These days, nearly everything we buy is mass produced and machine-made. It’s difficult to imagine the days when garments were sewn by hand and cloth was block printed. But in some small workshops and villages in India, there is a commitment to keeping the centuries old tradition of block printing alive. Groups like Aravali and Sharon Handicrafts have been passing the skill down through the generations.
Block printing is known to have been used in India since at least the 12th century, although this method is thought to be around 2,000 years old.
Indian artisans borrowed a technique from China, one theory states, and turned it into a culturally distinct art form. Different types of dye and patterns became synonymous with different regions of the country. Over the centuries some portions of the process were changed or improved. Sometimes it is even eventually replaced by screen printing, but many small workshops hold true to traditional block printing.
So what exactly is block printing and why is it so special? We broke down the process step-by-step so you know why our block printed linens, robes, and rugs (yes! Even rugs!) are some of our most unique products.
Washing and drying the fabric
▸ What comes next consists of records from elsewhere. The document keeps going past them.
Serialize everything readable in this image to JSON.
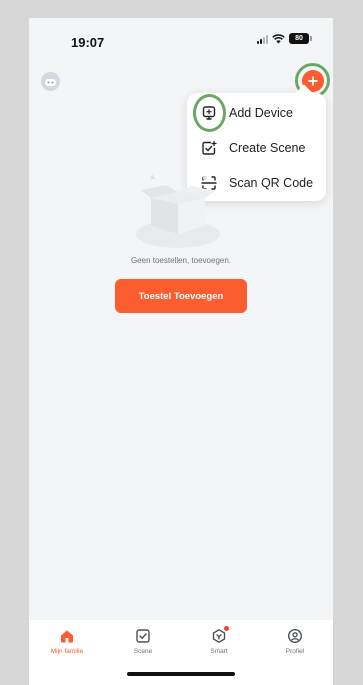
{
  "status_bar": {
    "time": "19:07",
    "battery": "80"
  },
  "header": {
    "avatar_icon": "user-avatar-icon",
    "add_icon": "plus-icon"
  },
  "popup_menu": {
    "items": [
      {
        "label": "Add Device",
        "icon": "add-device-icon"
      },
      {
        "label": "Create Scene",
        "icon": "create-scene-icon"
      },
      {
        "label": "Scan QR Code",
        "icon": "scan-qr-icon"
      }
    ]
  },
  "empty_state": {
    "illustration": "empty-box-icon",
    "message": "Geen toestellen, toevoegen.",
    "button_label": "Toestel Toevoegen"
  },
  "tab_bar": {
    "tabs": [
      {
        "label": "Mijn familie",
        "icon": "home-icon",
        "active": true
      },
      {
        "label": "Scene",
        "icon": "scene-check-icon",
        "active": false
      },
      {
        "label": "Smart",
        "icon": "smart-icon",
        "active": false
      },
      {
        "label": "Profiel",
        "icon": "profile-icon",
        "active": false
      }
    ]
  },
  "colors": {
    "accent": "#fb5c30",
    "highlight_ring": "#6aa866",
    "background": "#f4f5f7"
  }
}
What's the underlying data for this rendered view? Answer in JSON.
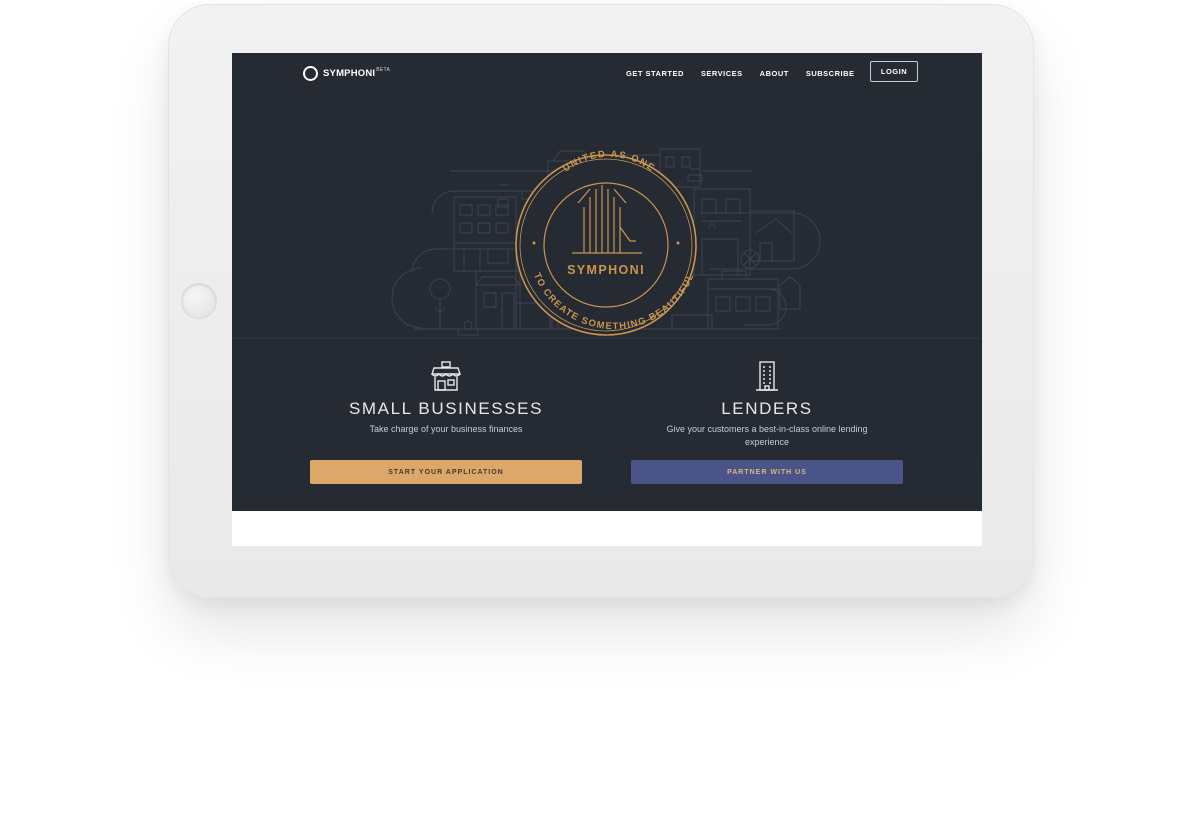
{
  "brand": {
    "name": "SYMPHONI",
    "beta": "BETA"
  },
  "nav": {
    "links": [
      "GET STARTED",
      "SERVICES",
      "ABOUT",
      "SUBSCRIBE"
    ],
    "login": "LOGIN"
  },
  "seal": {
    "top_text": "UNITED AS ONE",
    "name": "SYMPHONI",
    "bottom_text": "TO CREATE SOMETHING BEAUTIFUL"
  },
  "columns": {
    "small": {
      "icon": "storefront-icon",
      "title": "SMALL BUSINESSES",
      "subtitle": "Take charge of your business finances",
      "cta": "START YOUR APPLICATION"
    },
    "lenders": {
      "icon": "office-building-icon",
      "title": "LENDERS",
      "subtitle": "Give your customers a best-in-class online lending experience",
      "cta": "PARTNER WITH US"
    }
  },
  "colors": {
    "background": "#252a33",
    "gold": "#c9964f",
    "cta_gold": "#dba86a",
    "cta_blue": "#4a5489",
    "line_art": "#3f4654"
  }
}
Cotton fabric is purchased at the market and soaked in water for 24-48 hours. This removes some of the starchiness of the fibers.
The artisans beat the wet lengths of cotton on river stones worn down by years of use to make them softer, and then lay them out to dry and be naturally bleached by the sun.
Carving the blocks
A design, either traditional or modern, is drawn onto paper and then transferred to a perfectly smooth block of wood. The block can be sourced from many types of trees (many of our artisan partners choose to use readily available mango wood), but it always needs to be 2-3 inches thick to prevent warping. A separate block must be made for each color incorporated into the design.
Only the most experienced carvers can work on the complex designs. And the most intricate details are always saved for last to avoid damaging the delicate lines in the process.
After the fabric has been cut to size, the colors have been prepared, and the blocks are all ready, the artisans can start to print. They will lay the fabric out across a long table and draw a chalk reference line.
They dip the block into the dye, press it firmly onto the fabric, and then hit it with a mallet. This process is repeated over and over again, by only the steadiest hands, until the pattern has completely covered the length of fabric. If there are multiple colors in the design, the artisan lets each color dry before applying the next, each with a new stamp. It is extremely time consuming and requires precision so that there are no breaks in the motif.
Final wash and dry
Once the printing is complete and the color has set, the fabric is thoroughly washed and dried.
This is followed by a final check for any quality issues and any cutting or sewing that needs to take place.